Published on:

Defendant’s failure to object with specificity results in the court affirming a sentence enhancement for a prior burglary conviction as a crime of violence

After the defendant in U.S. v Ramirez-Florez pleaded guilty to reentry after deportation, he received a 16-level enhancement in his sentencing guidelines range because of a prior conviction for burglary of a dwelling in violation of the South Carolina conviction for burglary of a dwelling conviction that the district court determined was a crime of violence. The statute encompasses more than the generic definition of a burglary which is the unlawful entry into a residence. It also encompasses the unlawful entry into non-generic structures such as outhouses, sheds, or other buildings that are within two hundred yards of an appurtenant to a residence. Following the sentencing and after the briefs were filed on appeal, the Supreme Court decided Descamps v. U. S. and the defendant raised the argument for the first time at oral argument that the South Caroline statute is not divisible under Descamps and the district court erred in applying the modified categorical approach. In a divisible statute, where the statute sets out one or more elements of the offense in the alternative that in effect creates several different crimes, the courts must apply the modified categorical approach. If at least one of the alternative elements matches the generic definition, the court may consult a limited class of documents, such as the indictment and jury instructions to determine which element formed the basis of the defendant’s prior conviction.

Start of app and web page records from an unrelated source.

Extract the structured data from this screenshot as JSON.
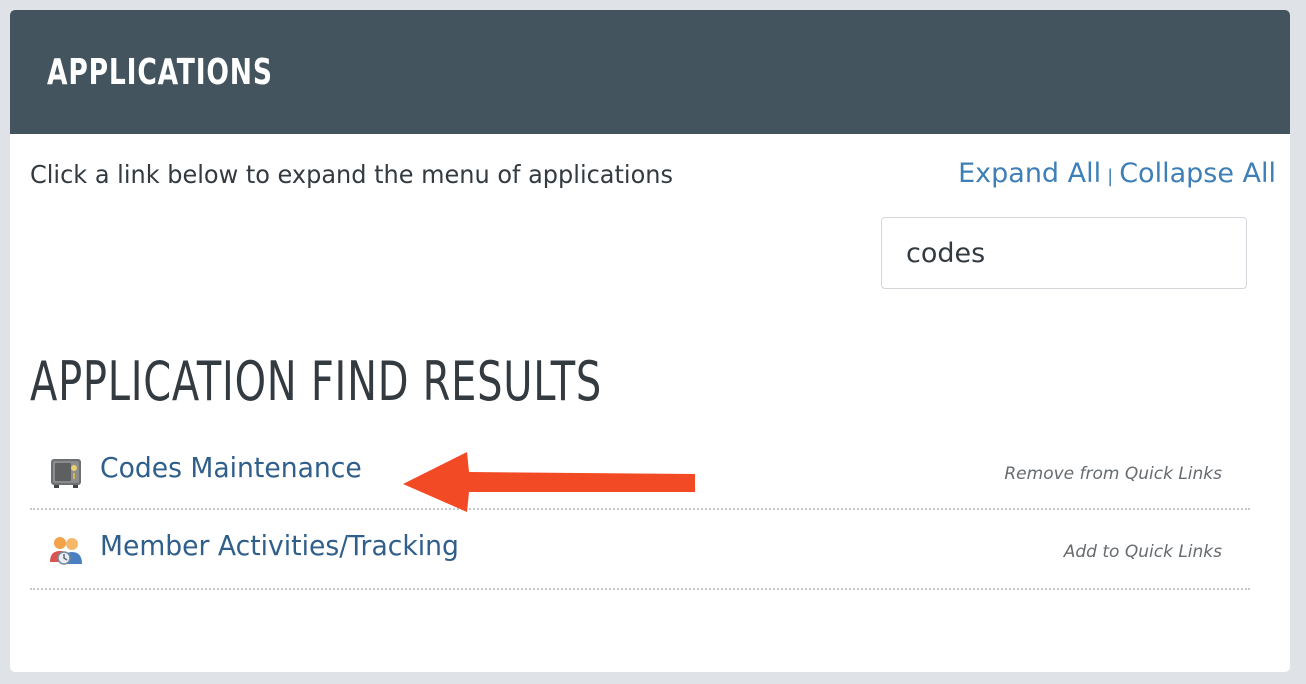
{
  "header": {
    "title": "APPLICATIONS"
  },
  "instructions": "Click a link below to expand the menu of applications",
  "controls": {
    "expand_all": "Expand All",
    "separator": "|",
    "collapse_all": "Collapse All"
  },
  "search": {
    "value": "codes"
  },
  "results": {
    "title": "APPLICATION FIND RESULTS",
    "items": [
      {
        "label": "Codes Maintenance",
        "icon": "safe-icon",
        "quick_link": "Remove from Quick Links"
      },
      {
        "label": "Member Activities/Tracking",
        "icon": "members-icon",
        "quick_link": "Add to Quick Links"
      }
    ]
  },
  "colors": {
    "header_bg": "#44545f",
    "link": "#3f7fb7",
    "result_link": "#2f5f8a",
    "arrow": "#f24a24"
  }
}
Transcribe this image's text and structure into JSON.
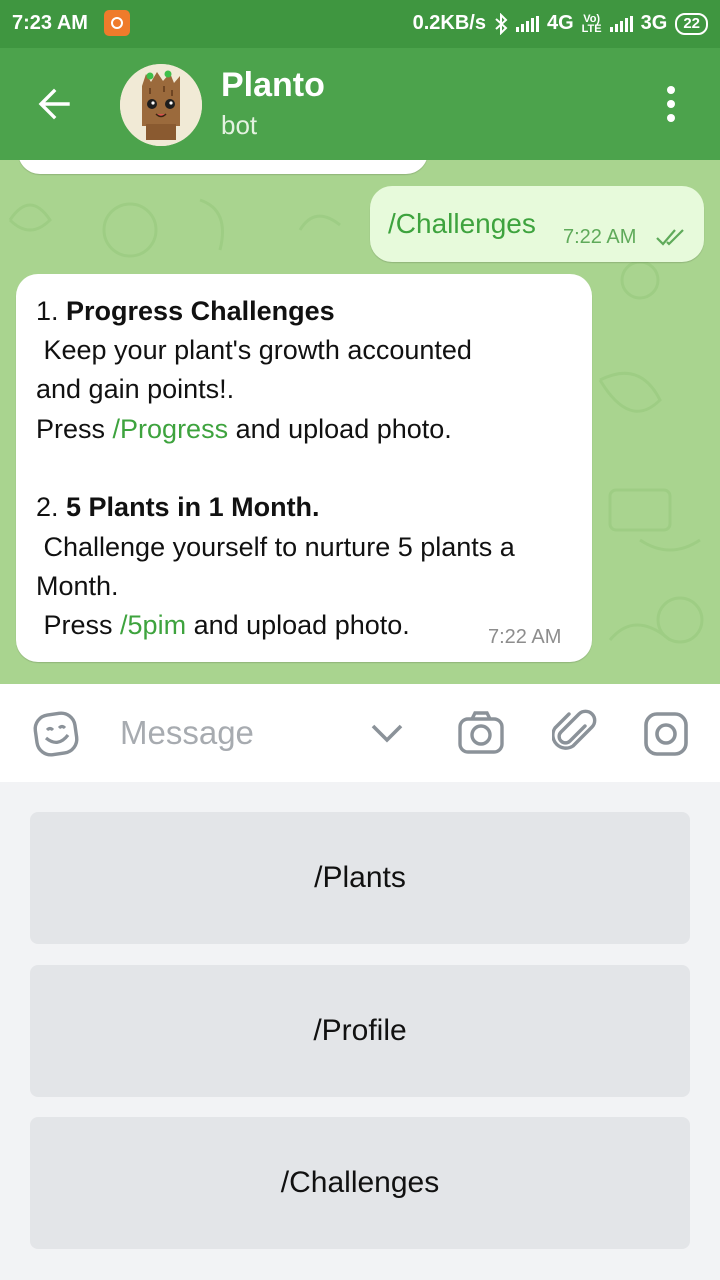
{
  "status_bar": {
    "time": "7:23 AM",
    "network_speed": "0.2KB/s",
    "network_4g": "4G",
    "volte_top": "Vo)",
    "volte_bottom": "LTE",
    "network_3g": "3G",
    "battery": "22"
  },
  "header": {
    "title": "Planto",
    "subtitle": "bot"
  },
  "messages": {
    "outgoing": {
      "text": "/Challenges",
      "time": "7:22 AM"
    },
    "incoming": {
      "line1_num": "1. ",
      "line1_bold": "Progress Challenges",
      "line2": " Keep your plant's growth accounted",
      "line3": "and gain points!.",
      "line4_pre": "Press ",
      "line4_link": "/Progress",
      "line4_post": " and upload photo.",
      "line5_num": "2. ",
      "line5_bold": "5 Plants in 1 Month.",
      "line6": " Challenge yourself to nurture 5 plants a",
      "line7": "Month.",
      "line8_pre": " Press ",
      "line8_link": "/5pim",
      "line8_post": " and upload photo.",
      "time": "7:22 AM"
    }
  },
  "composer": {
    "placeholder": "Message"
  },
  "keyboard": {
    "buttons": [
      "/Plants",
      "/Profile",
      "/Challenges"
    ]
  },
  "colors": {
    "header": "#4ca34c",
    "status_bar": "#3f9640",
    "chat_background": "#a9d48f",
    "outgoing_bubble": "#e7fadb",
    "link": "#3ea33e"
  },
  "icons": {
    "back": "arrow-left-icon",
    "menu": "more-vertical-icon",
    "emoji": "emoji-icon",
    "chevron": "chevron-down-icon",
    "camera": "camera-icon",
    "attach": "paperclip-icon",
    "instagram": "instagram-icon",
    "checks": "double-check-icon"
  }
}
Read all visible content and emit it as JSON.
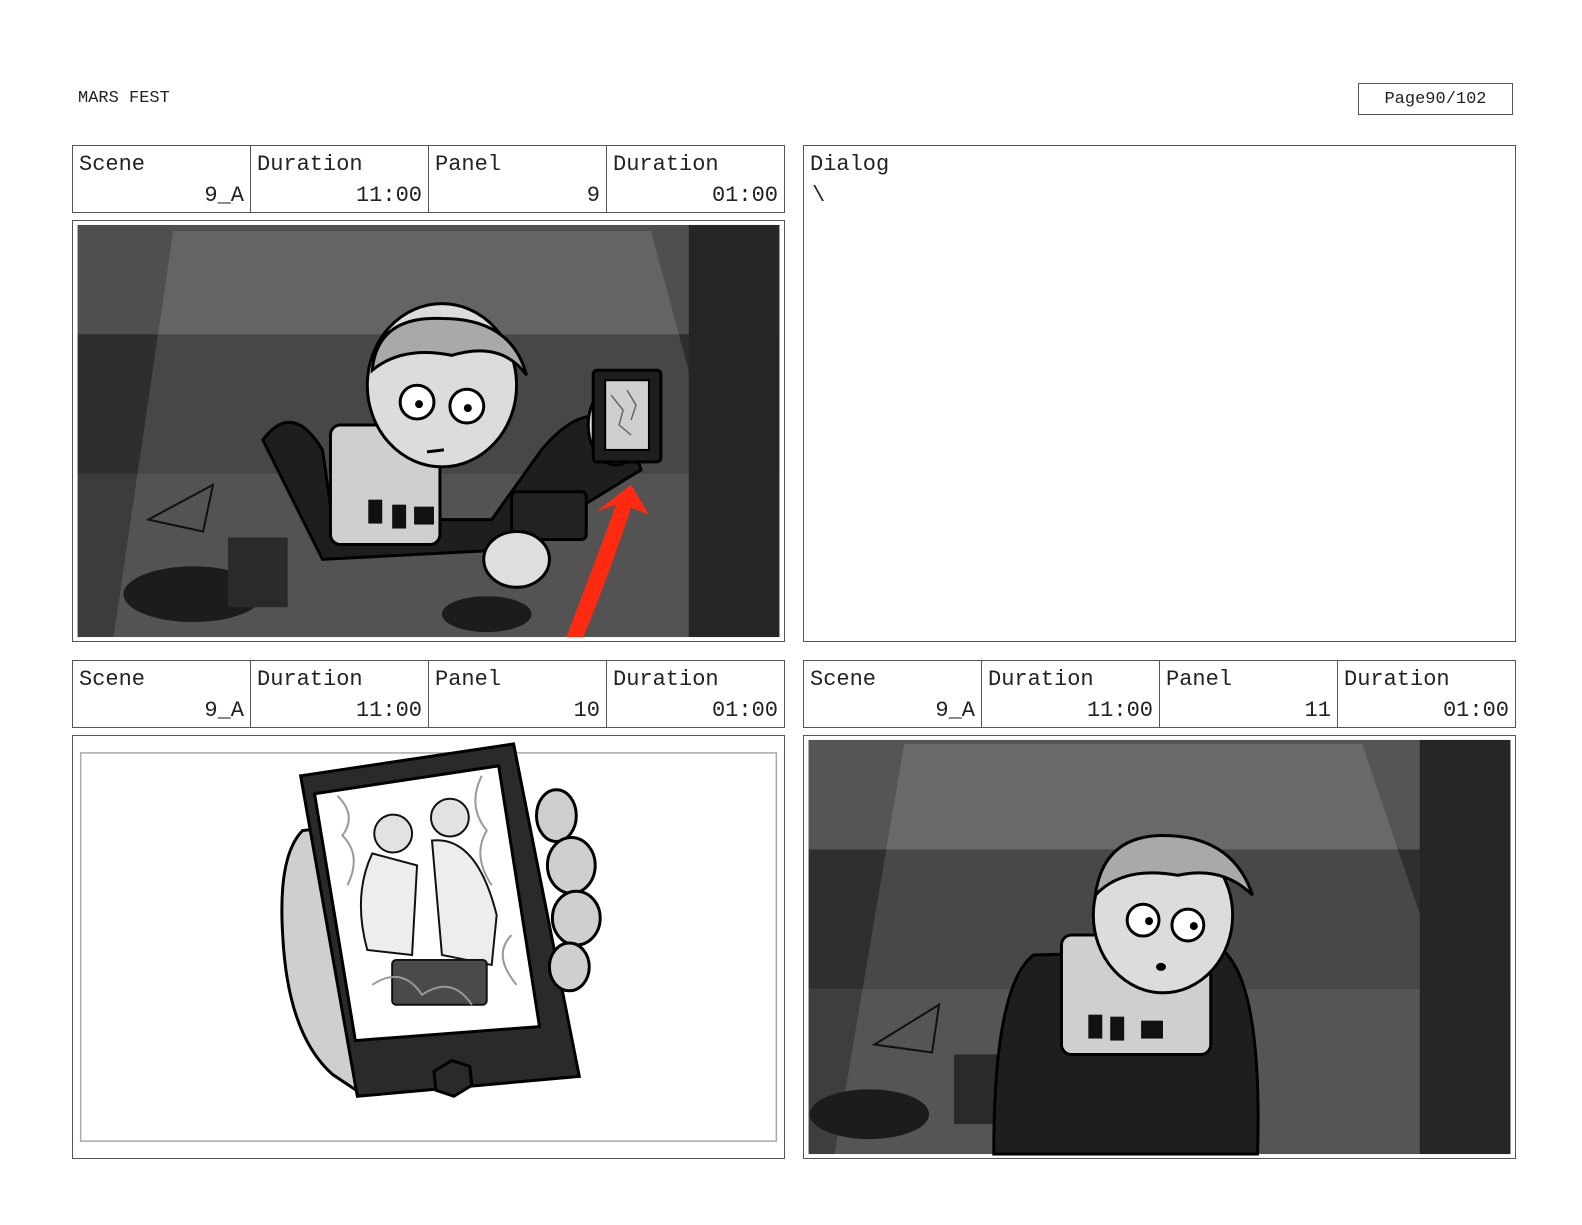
{
  "document": {
    "title": "MARS FEST",
    "page_label": "Page",
    "page_number": "90/102"
  },
  "labels": {
    "scene": "Scene",
    "duration": "Duration",
    "panel": "Panel",
    "dialog": "Dialog"
  },
  "panels": [
    {
      "scene": "9_A",
      "scene_duration": "11:00",
      "panel": "9",
      "panel_duration": "01:00"
    },
    {
      "scene": "9_A",
      "scene_duration": "11:00",
      "panel": "10",
      "panel_duration": "01:00"
    },
    {
      "scene": "9_A",
      "scene_duration": "11:00",
      "panel": "11",
      "panel_duration": "01:00"
    }
  ],
  "dialog_text": "\\",
  "colors": {
    "arrow": "#ff2a10",
    "dark": "#1e1e1e",
    "mid": "#4a4a4a",
    "light": "#9a9a9a"
  }
}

Viewed the challenge to the defendant’s argument that the statute was divisible under the plain error because the argument was not raised before the district court or in the briefs on appeal. The defendant could not show that that the error was plain or obvious that the South Carolina statute is not divisible and found the issue is subject to interpretation.

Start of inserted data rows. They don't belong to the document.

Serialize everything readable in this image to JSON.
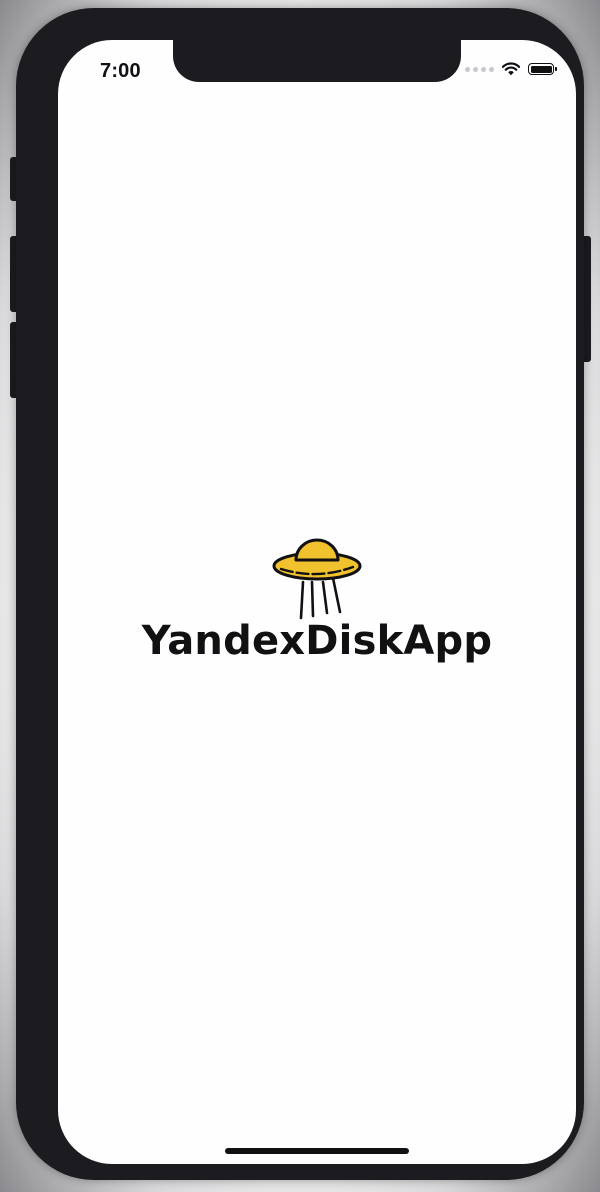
{
  "status_bar": {
    "time": "7:00",
    "signal_icon": "cellular-signal-icon",
    "wifi_icon": "wifi-icon",
    "battery_icon": "battery-icon"
  },
  "splash": {
    "logo_icon": "ufo-icon",
    "app_name": "YandexDiskApp"
  },
  "colors": {
    "background": "#fefdff",
    "text": "#111111",
    "accent": "#f2c22e",
    "device_frame": "#1c1b20"
  }
}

In his second argument raised in the brief, he argued that his prior South Carolina conviction did not qualify as a crime of violence because the Shepard documents do not prove that he burglarized a generic dwelling. Because Ramirez-Flores could not show that the statute was indivisible, the court decided it was appropriate to consider Shepard documents. As the presentence investigation (psi) report presented evidence to the district court that the defendant’s prior burglary conviction involved the burglary of a residence. A court applying the modified categorical approach may consider undisputed facts in the psi which in this case said that the defendant forcibly entered the victim’s residence with a codefendant and removed property from the residence. Ramirez-Flores claims he objected at the sentencing hearing to these facts in the psi and therefore cannot rely on its description of his conduct. The court found that his objection was only a general objection to the factual and legal statements in the particular paragraph relating to the narrative of this prior conviction. The court held that vague assertions of inaccuracies are not sufficient to raise a factual dispute. “We require objections to the psi to be made with specificity and clarity in order to alert the government and the district court to the mistake of which the defendant complains.” The only factual objection made by the defendant to the psi was that the prior crime was not a crime violence and this did not fairly apprise the government or the court of any objections. Therefor the district court properly relied on undisputed facts.